–I hope you celebrated your birthday, your life, you with some of your favourite things — a slow morning coffee, reading walking resting, and of course, wine, candles & cake! Wishing you a sweet year, Terry, filled with the goodness of heart & spirit that you so generously give. Happy Birthday! Shauna
–A loss we share. Today is the 30th anniversary of my Dad’s death. As a WWII Vet, he had awakened through the night to ask if it was December 7 yet, the 50th anniversary of Pearl Harbor. He so wanted to live for that date. He had later gone in to Omaha Beach… thank God a few days after the offensive on that beach.May our Dads always be remembered.
With thanksgiving for the wonderful Dads we had, patti
–Dear Terry, Thank you so very much for bringing beautiful thoughts to my world each day. I look forward to your message … some mornings more than others, because some days I’m searching for some wisdom to guide me through something or other! I always find it in your Sabbath Moment. Today is my Mom’s birthday. And although she passed many years ago I still feel the heart tug. So I send a virtual hug as you remember your Dad. Blessings to you this holiday season.
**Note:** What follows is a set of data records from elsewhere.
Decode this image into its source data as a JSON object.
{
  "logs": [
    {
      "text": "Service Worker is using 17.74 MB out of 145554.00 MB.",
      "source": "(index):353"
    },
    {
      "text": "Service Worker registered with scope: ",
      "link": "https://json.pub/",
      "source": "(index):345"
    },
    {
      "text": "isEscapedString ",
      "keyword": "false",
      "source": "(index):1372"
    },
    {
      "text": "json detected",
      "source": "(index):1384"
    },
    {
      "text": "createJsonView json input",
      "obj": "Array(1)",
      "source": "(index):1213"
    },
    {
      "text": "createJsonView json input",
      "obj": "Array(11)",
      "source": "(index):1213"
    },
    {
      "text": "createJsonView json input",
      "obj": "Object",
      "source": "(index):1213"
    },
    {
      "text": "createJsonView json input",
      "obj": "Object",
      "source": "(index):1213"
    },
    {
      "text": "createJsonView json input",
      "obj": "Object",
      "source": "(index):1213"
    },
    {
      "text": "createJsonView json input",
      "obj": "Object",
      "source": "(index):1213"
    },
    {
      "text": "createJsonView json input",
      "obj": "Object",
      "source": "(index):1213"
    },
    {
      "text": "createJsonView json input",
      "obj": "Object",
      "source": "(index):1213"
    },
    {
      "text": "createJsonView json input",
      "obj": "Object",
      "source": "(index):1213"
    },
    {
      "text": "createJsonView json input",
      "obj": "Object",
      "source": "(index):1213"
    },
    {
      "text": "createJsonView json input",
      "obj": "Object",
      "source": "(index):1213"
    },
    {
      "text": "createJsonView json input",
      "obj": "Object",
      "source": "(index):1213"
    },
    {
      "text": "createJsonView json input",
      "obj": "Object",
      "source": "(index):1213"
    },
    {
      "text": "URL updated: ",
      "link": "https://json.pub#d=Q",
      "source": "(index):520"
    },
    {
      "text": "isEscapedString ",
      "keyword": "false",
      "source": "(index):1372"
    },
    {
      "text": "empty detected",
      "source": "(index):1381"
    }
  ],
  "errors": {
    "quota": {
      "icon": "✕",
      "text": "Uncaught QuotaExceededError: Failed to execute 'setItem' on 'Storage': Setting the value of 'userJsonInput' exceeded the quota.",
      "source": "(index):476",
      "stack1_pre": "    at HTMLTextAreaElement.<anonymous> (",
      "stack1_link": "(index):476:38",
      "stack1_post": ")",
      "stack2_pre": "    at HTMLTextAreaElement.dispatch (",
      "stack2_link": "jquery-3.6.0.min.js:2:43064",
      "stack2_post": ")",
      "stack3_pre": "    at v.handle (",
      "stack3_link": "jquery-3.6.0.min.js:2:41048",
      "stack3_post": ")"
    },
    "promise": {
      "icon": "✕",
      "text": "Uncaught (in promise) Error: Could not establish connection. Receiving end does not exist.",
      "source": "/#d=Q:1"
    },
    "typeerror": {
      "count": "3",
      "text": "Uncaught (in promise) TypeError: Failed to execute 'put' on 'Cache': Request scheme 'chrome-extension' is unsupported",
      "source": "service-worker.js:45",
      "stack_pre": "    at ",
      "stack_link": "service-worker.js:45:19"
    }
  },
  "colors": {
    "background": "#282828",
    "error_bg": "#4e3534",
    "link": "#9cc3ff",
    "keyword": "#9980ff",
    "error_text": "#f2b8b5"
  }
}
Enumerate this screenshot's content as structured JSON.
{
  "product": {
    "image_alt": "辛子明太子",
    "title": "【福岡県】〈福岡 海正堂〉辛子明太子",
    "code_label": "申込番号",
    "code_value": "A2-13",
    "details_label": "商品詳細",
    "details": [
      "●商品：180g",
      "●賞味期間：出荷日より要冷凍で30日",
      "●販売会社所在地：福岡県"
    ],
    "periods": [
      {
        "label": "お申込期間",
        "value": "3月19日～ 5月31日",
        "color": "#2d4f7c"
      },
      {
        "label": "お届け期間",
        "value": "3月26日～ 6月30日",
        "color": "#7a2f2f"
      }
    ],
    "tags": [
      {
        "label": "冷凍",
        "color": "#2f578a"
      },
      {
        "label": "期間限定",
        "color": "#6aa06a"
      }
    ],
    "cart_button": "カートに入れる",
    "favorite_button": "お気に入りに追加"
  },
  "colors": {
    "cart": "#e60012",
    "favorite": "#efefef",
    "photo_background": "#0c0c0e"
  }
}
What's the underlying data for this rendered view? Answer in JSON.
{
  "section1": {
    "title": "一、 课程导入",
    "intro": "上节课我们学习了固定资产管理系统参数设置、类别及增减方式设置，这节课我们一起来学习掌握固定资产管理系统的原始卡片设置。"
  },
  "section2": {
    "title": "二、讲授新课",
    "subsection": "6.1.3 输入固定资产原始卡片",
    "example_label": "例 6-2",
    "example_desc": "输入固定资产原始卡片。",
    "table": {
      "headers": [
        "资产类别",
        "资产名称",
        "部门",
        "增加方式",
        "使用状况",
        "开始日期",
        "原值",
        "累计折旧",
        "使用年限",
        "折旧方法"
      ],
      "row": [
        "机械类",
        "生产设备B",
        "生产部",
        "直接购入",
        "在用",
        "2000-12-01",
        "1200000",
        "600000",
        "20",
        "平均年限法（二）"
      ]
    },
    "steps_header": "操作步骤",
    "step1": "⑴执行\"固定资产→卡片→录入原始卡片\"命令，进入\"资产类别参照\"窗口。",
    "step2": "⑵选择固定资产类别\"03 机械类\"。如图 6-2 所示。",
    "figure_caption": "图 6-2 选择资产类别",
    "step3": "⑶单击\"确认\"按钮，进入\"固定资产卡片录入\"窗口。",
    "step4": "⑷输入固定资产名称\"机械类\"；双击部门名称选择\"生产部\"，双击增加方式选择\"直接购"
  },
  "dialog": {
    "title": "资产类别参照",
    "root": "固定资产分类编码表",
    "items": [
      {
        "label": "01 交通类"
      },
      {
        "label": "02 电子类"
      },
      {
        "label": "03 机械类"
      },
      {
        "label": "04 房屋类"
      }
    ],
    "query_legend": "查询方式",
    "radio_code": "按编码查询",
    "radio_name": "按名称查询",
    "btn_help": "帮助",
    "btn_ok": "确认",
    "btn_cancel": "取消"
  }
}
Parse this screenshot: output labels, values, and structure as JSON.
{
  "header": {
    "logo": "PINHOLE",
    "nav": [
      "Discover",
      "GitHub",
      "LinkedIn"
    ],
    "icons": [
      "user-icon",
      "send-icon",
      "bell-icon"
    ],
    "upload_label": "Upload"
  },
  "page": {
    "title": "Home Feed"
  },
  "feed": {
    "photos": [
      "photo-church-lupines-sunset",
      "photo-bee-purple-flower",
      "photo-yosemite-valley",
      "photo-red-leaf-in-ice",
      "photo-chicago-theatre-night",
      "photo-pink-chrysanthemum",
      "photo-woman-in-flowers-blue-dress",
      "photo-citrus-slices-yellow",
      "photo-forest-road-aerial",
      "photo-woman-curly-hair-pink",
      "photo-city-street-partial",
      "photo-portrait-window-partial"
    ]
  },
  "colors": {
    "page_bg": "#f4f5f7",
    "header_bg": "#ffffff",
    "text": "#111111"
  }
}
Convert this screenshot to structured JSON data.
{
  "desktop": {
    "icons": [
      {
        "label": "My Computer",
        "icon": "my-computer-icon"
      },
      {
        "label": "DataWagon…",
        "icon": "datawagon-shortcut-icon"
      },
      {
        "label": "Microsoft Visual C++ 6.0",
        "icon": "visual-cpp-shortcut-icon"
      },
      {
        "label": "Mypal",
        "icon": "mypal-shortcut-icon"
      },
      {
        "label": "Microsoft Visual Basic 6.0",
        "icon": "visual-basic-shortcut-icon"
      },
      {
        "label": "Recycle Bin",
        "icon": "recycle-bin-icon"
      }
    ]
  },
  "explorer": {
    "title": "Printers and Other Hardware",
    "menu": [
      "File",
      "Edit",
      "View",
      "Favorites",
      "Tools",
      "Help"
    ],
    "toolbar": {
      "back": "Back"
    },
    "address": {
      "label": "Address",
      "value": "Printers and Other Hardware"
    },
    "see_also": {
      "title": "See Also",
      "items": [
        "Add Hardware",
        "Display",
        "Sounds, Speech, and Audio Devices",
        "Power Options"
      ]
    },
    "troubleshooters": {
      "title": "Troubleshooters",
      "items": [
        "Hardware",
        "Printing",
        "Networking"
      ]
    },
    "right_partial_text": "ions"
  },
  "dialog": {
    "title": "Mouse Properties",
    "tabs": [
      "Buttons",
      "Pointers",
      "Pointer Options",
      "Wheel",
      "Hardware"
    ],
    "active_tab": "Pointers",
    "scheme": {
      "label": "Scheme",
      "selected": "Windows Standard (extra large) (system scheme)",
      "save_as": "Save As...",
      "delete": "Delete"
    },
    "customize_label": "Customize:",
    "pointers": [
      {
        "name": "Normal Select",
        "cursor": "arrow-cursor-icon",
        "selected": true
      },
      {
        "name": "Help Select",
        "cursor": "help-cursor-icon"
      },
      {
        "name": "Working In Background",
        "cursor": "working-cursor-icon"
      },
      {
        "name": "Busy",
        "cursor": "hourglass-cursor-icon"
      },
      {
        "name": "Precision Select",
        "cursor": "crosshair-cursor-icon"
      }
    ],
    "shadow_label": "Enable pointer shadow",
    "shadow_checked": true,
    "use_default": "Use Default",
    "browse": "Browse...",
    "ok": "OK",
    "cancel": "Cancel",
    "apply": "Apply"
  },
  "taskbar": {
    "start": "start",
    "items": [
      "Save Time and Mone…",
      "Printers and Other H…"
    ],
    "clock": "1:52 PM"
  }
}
Our world needs the gifts you bring. Eileen
POEMS AND PRAYERS
It is a place for being, not doing.
For the most part you just watch.
You feel the sun on your skin.
You do the things God intended.
Let us go forth from here, blessed and renewed
in the Spirit of Shalom
in the Spirit of Integrity
in the Spirit of Illumination
in the Spirit of Transformation
with hopes lifted heavenward
with hearts loving the earth
in the name of our creating, liberating, nurturing God.
My wish for you
Is that you continue
To be who and how you are
To astonish a mean world
With your acts of kindness
To allow humor to lighten the burden
Of your tender heart
In a society dark with cruelty
To let the people hear the grandeur
Of God in the peals of your laughter
To let your eloquence
Elevate the people to heights
They had only imagined